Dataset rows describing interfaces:
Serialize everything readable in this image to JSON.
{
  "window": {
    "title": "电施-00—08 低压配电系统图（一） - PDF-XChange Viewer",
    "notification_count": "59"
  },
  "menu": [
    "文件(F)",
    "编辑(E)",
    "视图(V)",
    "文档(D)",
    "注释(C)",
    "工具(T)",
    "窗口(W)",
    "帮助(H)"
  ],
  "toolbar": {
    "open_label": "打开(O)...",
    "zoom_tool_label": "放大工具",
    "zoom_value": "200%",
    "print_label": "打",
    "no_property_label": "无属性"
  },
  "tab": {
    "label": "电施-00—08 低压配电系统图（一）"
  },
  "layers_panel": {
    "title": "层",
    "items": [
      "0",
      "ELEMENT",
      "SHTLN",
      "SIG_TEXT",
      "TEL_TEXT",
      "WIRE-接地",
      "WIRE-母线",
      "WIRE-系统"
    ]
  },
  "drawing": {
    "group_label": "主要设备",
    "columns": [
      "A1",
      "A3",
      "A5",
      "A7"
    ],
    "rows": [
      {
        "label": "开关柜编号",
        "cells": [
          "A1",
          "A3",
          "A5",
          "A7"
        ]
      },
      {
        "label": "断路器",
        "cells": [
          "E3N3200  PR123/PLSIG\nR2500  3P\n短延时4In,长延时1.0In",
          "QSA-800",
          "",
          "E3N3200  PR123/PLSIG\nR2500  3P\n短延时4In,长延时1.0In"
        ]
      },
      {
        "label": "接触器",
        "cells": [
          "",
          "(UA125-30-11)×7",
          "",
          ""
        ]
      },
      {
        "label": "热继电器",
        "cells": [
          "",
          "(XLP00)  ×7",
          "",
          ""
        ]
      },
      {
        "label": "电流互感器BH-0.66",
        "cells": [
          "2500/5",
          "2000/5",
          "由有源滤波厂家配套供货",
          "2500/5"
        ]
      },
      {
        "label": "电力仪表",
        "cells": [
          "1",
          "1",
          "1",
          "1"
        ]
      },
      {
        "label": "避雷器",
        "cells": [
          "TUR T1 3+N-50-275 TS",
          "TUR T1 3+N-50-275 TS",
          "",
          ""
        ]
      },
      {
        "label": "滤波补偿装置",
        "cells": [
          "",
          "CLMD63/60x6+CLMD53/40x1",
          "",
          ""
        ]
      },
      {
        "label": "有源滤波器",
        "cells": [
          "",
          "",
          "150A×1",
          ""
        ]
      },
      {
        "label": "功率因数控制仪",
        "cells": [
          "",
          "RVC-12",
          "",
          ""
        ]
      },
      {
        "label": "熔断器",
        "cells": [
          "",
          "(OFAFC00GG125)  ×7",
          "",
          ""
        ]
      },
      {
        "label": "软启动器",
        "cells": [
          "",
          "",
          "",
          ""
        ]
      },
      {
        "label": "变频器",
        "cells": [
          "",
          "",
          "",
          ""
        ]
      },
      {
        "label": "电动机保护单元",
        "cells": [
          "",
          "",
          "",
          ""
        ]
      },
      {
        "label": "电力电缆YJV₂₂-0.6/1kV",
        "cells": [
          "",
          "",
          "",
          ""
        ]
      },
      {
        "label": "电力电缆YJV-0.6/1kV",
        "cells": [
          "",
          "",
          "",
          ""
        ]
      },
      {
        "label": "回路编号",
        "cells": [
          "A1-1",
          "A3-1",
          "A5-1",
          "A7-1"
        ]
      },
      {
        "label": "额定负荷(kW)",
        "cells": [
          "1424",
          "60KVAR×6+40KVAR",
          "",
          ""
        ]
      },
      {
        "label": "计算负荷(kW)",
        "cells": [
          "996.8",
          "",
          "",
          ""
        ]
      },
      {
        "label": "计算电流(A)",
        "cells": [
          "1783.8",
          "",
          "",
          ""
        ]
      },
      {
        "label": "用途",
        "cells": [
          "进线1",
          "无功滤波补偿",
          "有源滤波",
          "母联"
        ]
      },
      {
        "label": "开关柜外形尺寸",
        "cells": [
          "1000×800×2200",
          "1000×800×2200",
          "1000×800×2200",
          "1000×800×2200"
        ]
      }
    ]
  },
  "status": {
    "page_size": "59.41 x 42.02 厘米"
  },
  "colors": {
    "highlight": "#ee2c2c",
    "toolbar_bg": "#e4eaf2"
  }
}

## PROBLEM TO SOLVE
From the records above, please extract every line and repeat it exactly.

## EXPECTED ANSWER
Serialize everything readable in this image to JSON.
{
  "window": {
    "title": "电施-00—08 低压配电系统图（一） - PDF-XChange Viewer",
    "notification_count": "59"
  },
  "menu": [
    "文件(F)",
    "编辑(E)",
    "视图(V)",
    "文档(D)",
    "注释(C)",
    "工具(T)",
    "窗口(W)",
    "帮助(H)"
  ],
  "toolbar": {
    "open_label": "打开(O)...",
    "zoom_tool_label": "放大工具",
    "zoom_value": "200%",
    "print_label": "打",
    "no_property_label": "无属性"
  },
  "tab": {
    "label": "电施-00—08 低压配电系统图（一）"
  },
  "layers_panel": {
    "title": "层",
    "items": [
      "0",
      "ELEMENT",
      "SHTLN",
      "SIG_TEXT",
      "TEL_TEXT",
      "WIRE-接地",
      "WIRE-母线",
      "WIRE-系统"
    ]
  },
  "drawing": {
    "group_label": "主要设备",
    "columns": [
      "A1",
      "A3",
      "A5",
      "A7"
    ],
    "rows": [
      {
        "label": "开关柜编号",
        "cells": [
          "A1",
          "A3",
          "A5",
          "A7"
        ]
      },
      {
        "label": "断路器",
        "cells": [
          "E3N3200  PR123/PLSIG\nR2500  3P\n短延时4In,长延时1.0In",
          "QSA-800",
          "",
          "E3N3200  PR123/PLSIG\nR2500  3P\n短延时4In,长延时1.0In"
        ]
      },
      {
        "label": "接触器",
        "cells": [
          "",
          "(UA125-30-11)×7",
          "",
          ""
        ]
      },
      {
        "label": "热继电器",
        "cells": [
          "",
          "(XLP00)  ×7",
          "",
          ""
        ]
      },
      {
        "label": "电流互感器BH-0.66",
        "cells": [
          "2500/5",
          "2000/5",
          "由有源滤波厂家配套供货",
          "2500/5"
        ]
      },
      {
        "label": "电力仪表",
        "cells": [
          "1",
          "1",
          "1",
          "1"
        ]
      },
      {
        "label": "避雷器",
        "cells": [
          "TUR T1 3+N-50-275 TS",
          "TUR T1 3+N-50-275 TS",
          "",
          ""
        ]
      },
      {
        "label": "滤波补偿装置",
        "cells": [
          "",
          "CLMD63/60x6+CLMD53/40x1",
          "",
          ""
        ]
      },
      {
        "label": "有源滤波器",
        "cells": [
          "",
          "",
          "150A×1",
          ""
        ]
      },
      {
        "label": "功率因数控制仪",
        "cells": [
          "",
          "RVC-12",
          "",
          ""
        ]
      },
      {
        "label": "熔断器",
        "cells": [
          "",
          "(OFAFC00GG125)  ×7",
          "",
          ""
        ]
      },
      {
        "label": "软启动器",
        "cells": [
          "",
          "",
          "",
          ""
        ]
      },
      {
        "label": "变频器",
        "cells": [
          "",
          "",
          "",
          ""
        ]
      },
      {
        "label": "电动机保护单元",
        "cells": [
          "",
          "",
          "",
          ""
        ]
      },
      {
        "label": "电力电缆YJV₂₂-0.6/1kV",
        "cells": [
          "",
          "",
          "",
          ""
        ]
      },
      {
        "label": "电力电缆YJV-0.6/1kV",
        "cells": [
          "",
          "",
          "",
          ""
        ]
      },
      {
        "label": "回路编号",
        "cells": [
          "A1-1",
          "A3-1",
          "A5-1",
          "A7-1"
        ]
      },
      {
        "label": "额定负荷(kW)",
        "cells": [
          "1424",
          "60KVAR×6+40KVAR",
          "",
          ""
        ]
      },
      {
        "label": "计算负荷(kW)",
        "cells": [
          "996.8",
          "",
          "",
          ""
        ]
      },
      {
        "label": "计算电流(A)",
        "cells": [
          "1783.8",
          "",
          "",
          ""
        ]
      },
      {
        "label": "用途",
        "cells": [
          "进线1",
          "无功滤波补偿",
          "有源滤波",
          "母联"
        ]
      },
      {
        "label": "开关柜外形尺寸",
        "cells": [
          "1000×800×2200",
          "1000×800×2200",
          "1000×800×2200",
          "1000×800×2200"
        ]
      }
    ]
  },
  "status": {
    "page_size": "59.41 x 42.02 厘米"
  },
  "colors": {
    "highlight": "#ee2c2c",
    "toolbar_bg": "#e4eaf2"
  }
}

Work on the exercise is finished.